Subparagraph XVIII(6)(b) provides some relief by excluding alimony payments from Canadian taxable income, if the right to receive alimony payments arose in the US, i.e., if the if the agreement was executed in the US. However, if the separation or divorce agreement was executed in Canada and therefore, the right to receive alimony arose in Canada, the support payments will remain taxable in Canada. If the payer is a US resident, a deduction for alimony payments will not be permitted in the calculation of US taxable income.
Alimony payments made pursuant to divorce or separation agreements executed before December 31, 2018 will continue to receive the pre-2017 Act tax treatment. However, if the existing agreement is modified post December 31, 2018, the payments will no longer be deductible by the US payer. Furthermore, it will be important to establish where the “right to alimony” arose when the recipient is a resident of Canada, otherwise the result could be punitive.
Finally, the payer of alimony should provide his or her employer with an updated Form W4 Employee’s Withholding Allowance Certificate. Tax withholding from wages will increase as the alimony deduction will no longer be available for US tax purposes.
Written by Elena Hanson, MsT (US), CPA (IL)
Sharon Conrod, CPA, CGA, EA
Everyone knows that breakdown in marriage is not only emotionally but also financially draining. Crossborder divorce for dual resident Canadian couples or Canadian couples where one spouse is a US citizen, it may also be accompanied by extreme complexities and often unfavorable immediate tax implications.
Canada and the US each has somewhat similar non-elective provisions when it comes to division of assets incident to crossborder divorce at cost basis. The transferred assets are essentially a gift without any immediate tax implications. There is also an election available under the Canada Income Tax Act for the property transferred to recipient spouse at market value instead of cost. This is typically done when the transferor spouse has unused capital loss-carryovers and would like to utilize them by harvesting gains. Suitable for Canadian spouses, this election is damaging when at least one of the Canadian spouses is also a US citizen as there is no reciprocal election available under the US Internal Revenue Code. It is important to analyze each divisible asset under both countriesâ€™ tax provisions, regulations and administrative policies to avoid immediate taxation on distribution when the intent is to structure it as a rollover. Preferably, a divorce lawyer needs to have a good rapport with a crossborder tax accountant or lawyer to reflect certain references to tax provisions in a separation agreement.
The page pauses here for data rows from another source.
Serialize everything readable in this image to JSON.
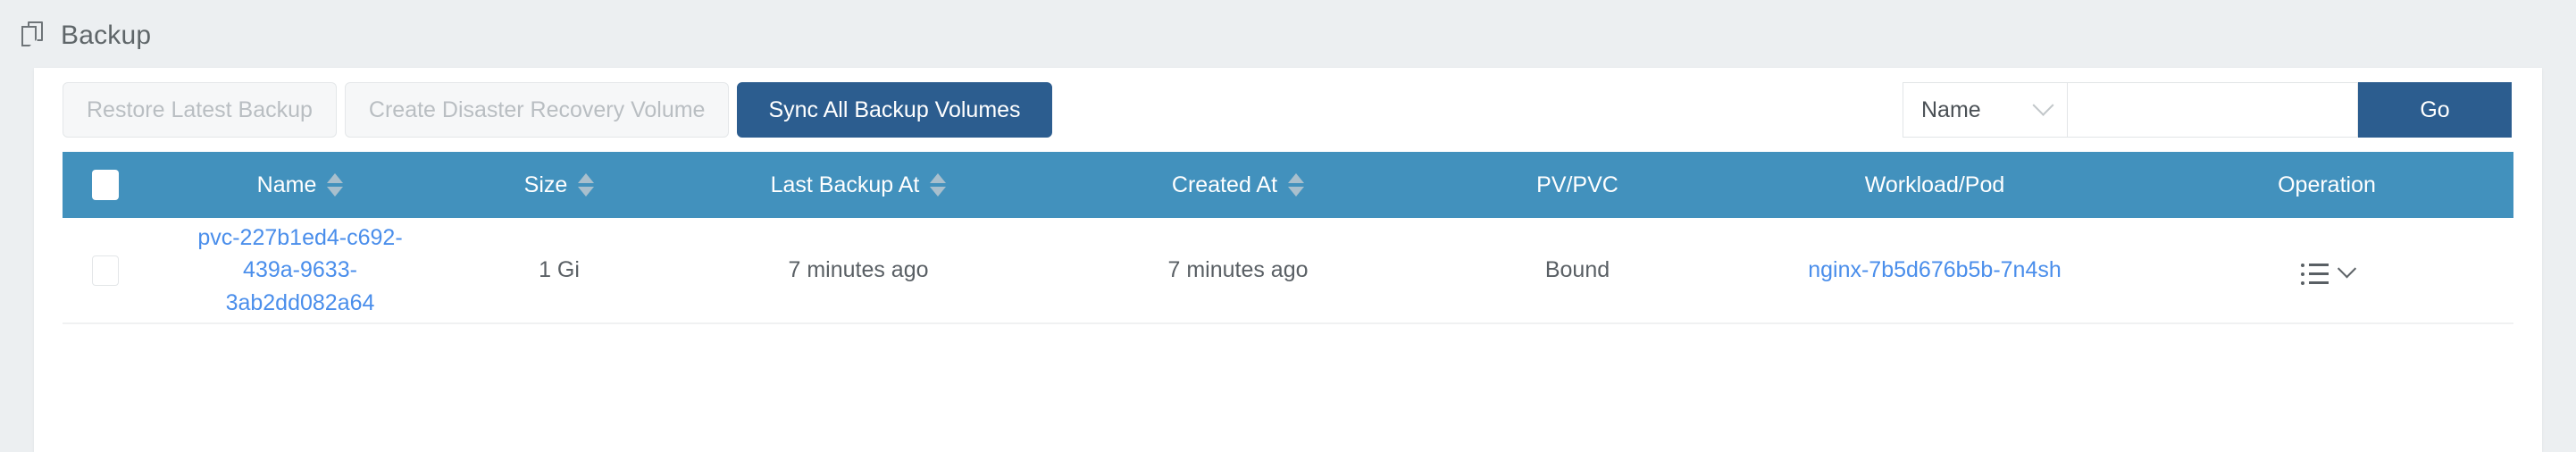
{
  "header": {
    "title": "Backup",
    "icon": "copy-document-icon"
  },
  "toolbar": {
    "restore_label": "Restore Latest Backup",
    "create_dr_label": "Create Disaster Recovery Volume",
    "sync_label": "Sync All Backup Volumes",
    "primary_color": "#2c5d8f",
    "disabled_text_color": "#b9bec2"
  },
  "search": {
    "filter_selected": "Name",
    "filter_chevron": "chevron-down-icon",
    "input_value": "",
    "input_placeholder": "",
    "go_label": "Go"
  },
  "table": {
    "header_bg": "#4291bd",
    "columns": [
      {
        "label": "",
        "sortable": false,
        "type": "checkbox"
      },
      {
        "label": "Name",
        "sortable": true
      },
      {
        "label": "Size",
        "sortable": true
      },
      {
        "label": "Last Backup At",
        "sortable": true
      },
      {
        "label": "Created At",
        "sortable": true
      },
      {
        "label": "PV/PVC",
        "sortable": false
      },
      {
        "label": "Workload/Pod",
        "sortable": false
      },
      {
        "label": "Operation",
        "sortable": false
      }
    ],
    "rows": [
      {
        "selected": false,
        "name": "pvc-227b1ed4-c692-439a-9633-3ab2dd082a64",
        "size": "1 Gi",
        "last_backup_at": "7 minutes ago",
        "created_at": "7 minutes ago",
        "pv_pvc": "Bound",
        "workload_pod": "nginx-7b5d676b5b-7n4sh",
        "operation_icon": "list-menu-icon",
        "operation_chevron": "chevron-down-icon"
      }
    ],
    "link_color": "#4a8eeb"
  }
}
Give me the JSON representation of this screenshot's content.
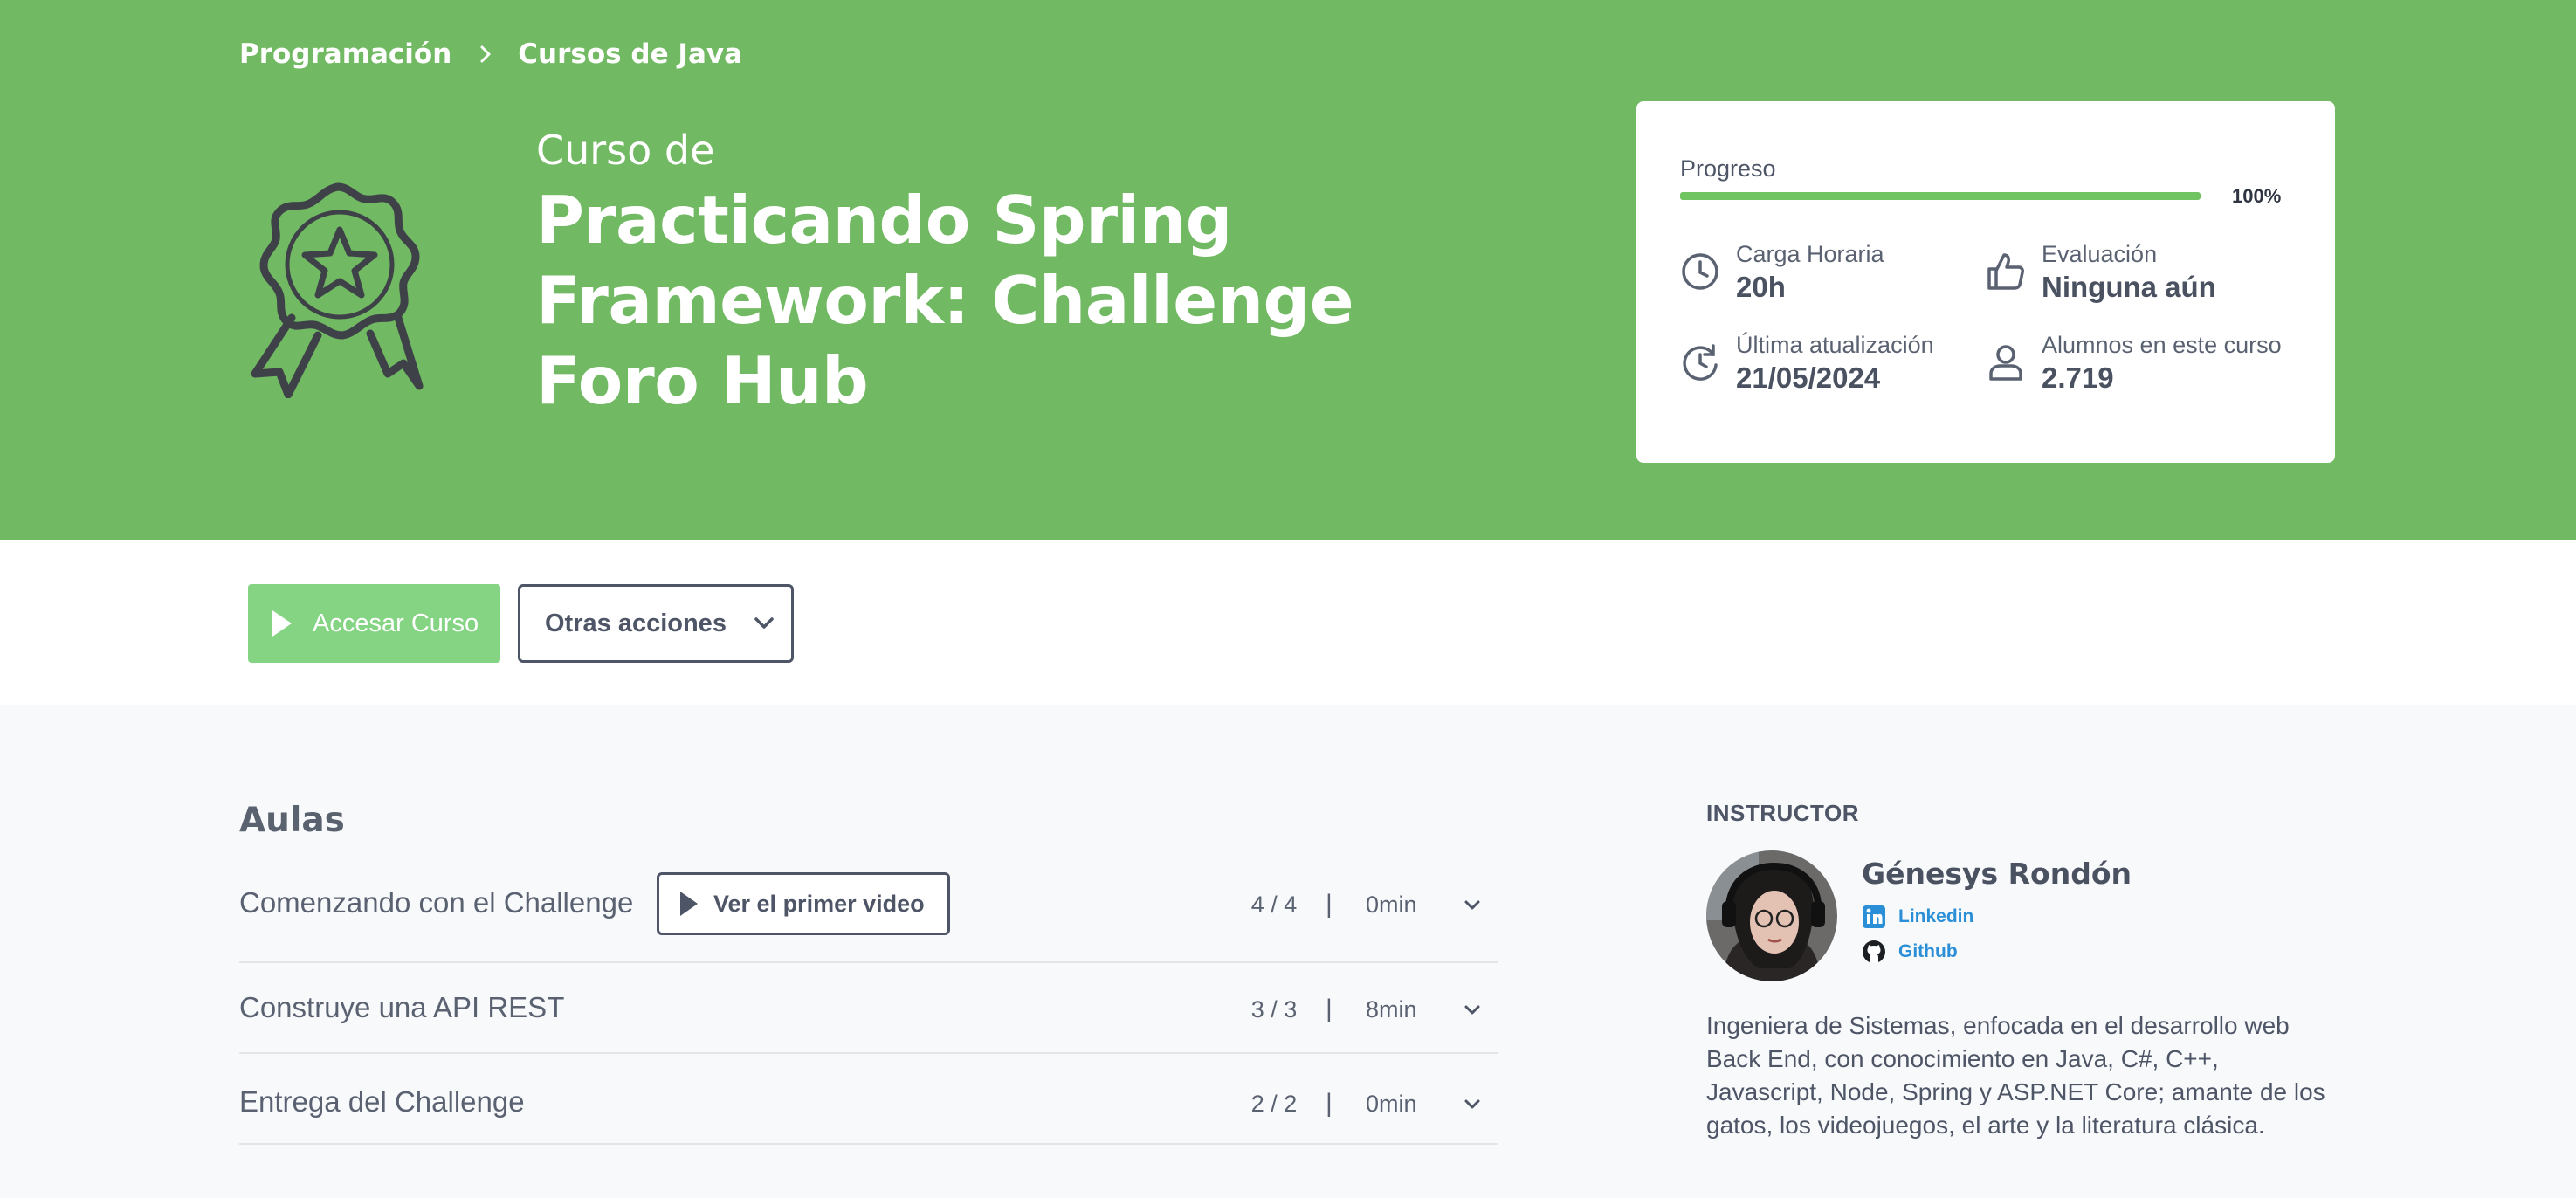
{
  "breadcrumb": {
    "items": [
      "Programación",
      "Cursos de Java"
    ]
  },
  "course": {
    "pre_title": "Curso de",
    "title": "Practicando Spring Framework: Challenge Foro Hub"
  },
  "stats": {
    "progress_label": "Progreso",
    "progress_value": 1.0,
    "progress_percent_text": "100%",
    "items": [
      {
        "icon": "clock-icon",
        "label": "Carga Horaria",
        "value": "20h"
      },
      {
        "icon": "thumbs-up-icon",
        "label": "Evaluación",
        "value": "Ninguna aún"
      },
      {
        "icon": "refresh-icon",
        "label": "Última atualización",
        "value": "21/05/2024"
      },
      {
        "icon": "user-icon",
        "label": "Alumnos en este curso",
        "value": "2.719"
      }
    ]
  },
  "actions": {
    "access_label": "Accesar Curso",
    "other_label": "Otras acciones"
  },
  "lessons": {
    "title": "Aulas",
    "first_video_label": "Ver el primer video",
    "separator": "|",
    "items": [
      {
        "name": "Comenzando con el Challenge",
        "count": "4 / 4",
        "duration": "0min"
      },
      {
        "name": "Construye una API REST",
        "count": "3 / 3",
        "duration": "8min"
      },
      {
        "name": "Entrega del Challenge",
        "count": "2 / 2",
        "duration": "0min"
      }
    ]
  },
  "instructor": {
    "label": "INSTRUCTOR",
    "name": "Génesys Rondón",
    "links": [
      {
        "icon": "linkedin-icon",
        "label": "Linkedin"
      },
      {
        "icon": "github-icon",
        "label": "Github"
      }
    ],
    "bio": "Ingeniera de Sistemas, enfocada en el desarrollo web Back End, con conocimiento en Java, C#, C++, Javascript, Node, Spring y ASP.NET Core; amante de los gatos, los videojuegos, el arte y la literatura clásica."
  },
  "colors": {
    "hero_bg": "#71b962",
    "access_button": "#84d483",
    "progress_fill": "#71c462",
    "link": "#2b8fd8"
  }
}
There is nothing straightforward when it comes to a breakdown of marriage between ex-couples with a Canadian citizen/resident and a US citizen/Canadian resident or when a separation agreement is drafted after a former Canadian spouse severs residential ties with Canada. In these scenarios, the division of assets loses its favorable tax-free treatment on transfer. The transferred assets are taxable to the transferor as if sold. Moreover, if the transferee is a US citizen or resident, he or she accepts them at historical or adjusted cost basis, i.e., does not receive a step-up in basis equal to the value on the date of transfer. Thus, the same asset becomes subject to second round of taxation for the entire increase in value when later sold. Furthermore, if transferor is a US citizen and transferee is not, transferor may also face US gift tax implications. Alternatively, if transferee is a US citizen and transferor is not, transferee may face punitive US tax compliance